* Working data

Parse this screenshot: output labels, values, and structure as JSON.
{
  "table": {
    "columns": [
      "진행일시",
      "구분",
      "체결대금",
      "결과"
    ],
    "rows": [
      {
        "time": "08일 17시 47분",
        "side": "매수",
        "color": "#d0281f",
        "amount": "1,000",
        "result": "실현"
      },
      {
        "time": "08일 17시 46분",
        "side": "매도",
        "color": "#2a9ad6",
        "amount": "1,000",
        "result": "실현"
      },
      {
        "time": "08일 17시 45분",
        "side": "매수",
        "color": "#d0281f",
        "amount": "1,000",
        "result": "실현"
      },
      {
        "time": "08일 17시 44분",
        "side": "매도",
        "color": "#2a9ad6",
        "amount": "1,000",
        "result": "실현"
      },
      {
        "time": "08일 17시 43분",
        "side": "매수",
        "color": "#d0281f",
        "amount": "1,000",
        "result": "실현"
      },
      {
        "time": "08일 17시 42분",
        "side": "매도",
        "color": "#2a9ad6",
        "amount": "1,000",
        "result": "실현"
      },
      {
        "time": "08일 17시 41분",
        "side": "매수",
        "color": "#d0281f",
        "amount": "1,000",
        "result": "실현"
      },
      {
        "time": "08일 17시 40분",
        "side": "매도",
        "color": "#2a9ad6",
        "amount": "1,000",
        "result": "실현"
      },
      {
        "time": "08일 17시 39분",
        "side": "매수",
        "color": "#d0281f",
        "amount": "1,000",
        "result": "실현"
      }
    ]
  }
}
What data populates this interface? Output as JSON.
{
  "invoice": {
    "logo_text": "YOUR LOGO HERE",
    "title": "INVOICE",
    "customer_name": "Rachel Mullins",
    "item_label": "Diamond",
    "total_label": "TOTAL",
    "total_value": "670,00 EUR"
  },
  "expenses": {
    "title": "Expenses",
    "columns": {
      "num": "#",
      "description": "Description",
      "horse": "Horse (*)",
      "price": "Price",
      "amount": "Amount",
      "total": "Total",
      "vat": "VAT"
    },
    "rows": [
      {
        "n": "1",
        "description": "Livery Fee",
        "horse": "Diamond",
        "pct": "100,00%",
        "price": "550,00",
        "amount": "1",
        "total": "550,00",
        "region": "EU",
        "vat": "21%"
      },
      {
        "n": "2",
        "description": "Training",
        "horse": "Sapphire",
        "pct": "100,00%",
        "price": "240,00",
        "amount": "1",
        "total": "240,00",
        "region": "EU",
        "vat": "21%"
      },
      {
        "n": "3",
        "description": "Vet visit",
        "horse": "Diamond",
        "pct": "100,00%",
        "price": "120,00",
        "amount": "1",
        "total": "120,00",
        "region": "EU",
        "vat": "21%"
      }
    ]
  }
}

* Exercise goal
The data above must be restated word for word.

* Task output
Parse this screenshot: output labels, values, and structure as JSON.
{
  "table": {
    "columns": [
      "진행일시",
      "구분",
      "체결대금",
      "결과"
    ],
    "rows": [
      {
        "time": "08일 17시 47분",
        "side": "매수",
        "color": "#d0281f",
        "amount": "1,000",
        "result": "실현"
      },
      {
        "time": "08일 17시 46분",
        "side": "매도",
        "color": "#2a9ad6",
        "amount": "1,000",
        "result": "실현"
      },
      {
        "time": "08일 17시 45분",
        "side": "매수",
        "color": "#d0281f",
        "amount": "1,000",
        "result": "실현"
      },
      {
        "time": "08일 17시 44분",
        "side": "매도",
        "color": "#2a9ad6",
        "amount": "1,000",
        "result": "실현"
      },
      {
        "time": "08일 17시 43분",
        "side": "매수",
        "color": "#d0281f",
        "amount": "1,000",
        "result": "실현"
      },
      {
        "time": "08일 17시 42분",
        "side": "매도",
        "color": "#2a9ad6",
        "amount": "1,000",
        "result": "실현"
      },
      {
        "time": "08일 17시 41분",
        "side": "매수",
        "color": "#d0281f",
        "amount": "1,000",
        "result": "실현"
      },
      {
        "time": "08일 17시 40분",
        "side": "매도",
        "color": "#2a9ad6",
        "amount": "1,000",
        "result": "실현"
      },
      {
        "time": "08일 17시 39분",
        "side": "매수",
        "color": "#d0281f",
        "amount": "1,000",
        "result": "실현"
      }
    ]
  }
}
What data populates this interface? Output as JSON.
{
  "invoice": {
    "logo_text": "YOUR LOGO HERE",
    "title": "INVOICE",
    "customer_name": "Rachel Mullins",
    "item_label": "Diamond",
    "total_label": "TOTAL",
    "total_value": "670,00 EUR"
  },
  "expenses": {
    "title": "Expenses",
    "columns": {
      "num": "#",
      "description": "Description",
      "horse": "Horse (*)",
      "price": "Price",
      "amount": "Amount",
      "total": "Total",
      "vat": "VAT"
    },
    "rows": [
      {
        "n": "1",
        "description": "Livery Fee",
        "horse": "Diamond",
        "pct": "100,00%",
        "price": "550,00",
        "amount": "1",
        "total": "550,00",
        "region": "EU",
        "vat": "21%"
      },
      {
        "n": "2",
        "description": "Training",
        "horse": "Sapphire",
        "pct": "100,00%",
        "price": "240,00",
        "amount": "1",
        "total": "240,00",
        "region": "EU",
        "vat": "21%"
      },
      {
        "n": "3",
        "description": "Vet visit",
        "horse": "Diamond",
        "pct": "100,00%",
        "price": "120,00",
        "amount": "1",
        "total": "120,00",
        "region": "EU",
        "vat": "21%"
      }
    ]
  }
}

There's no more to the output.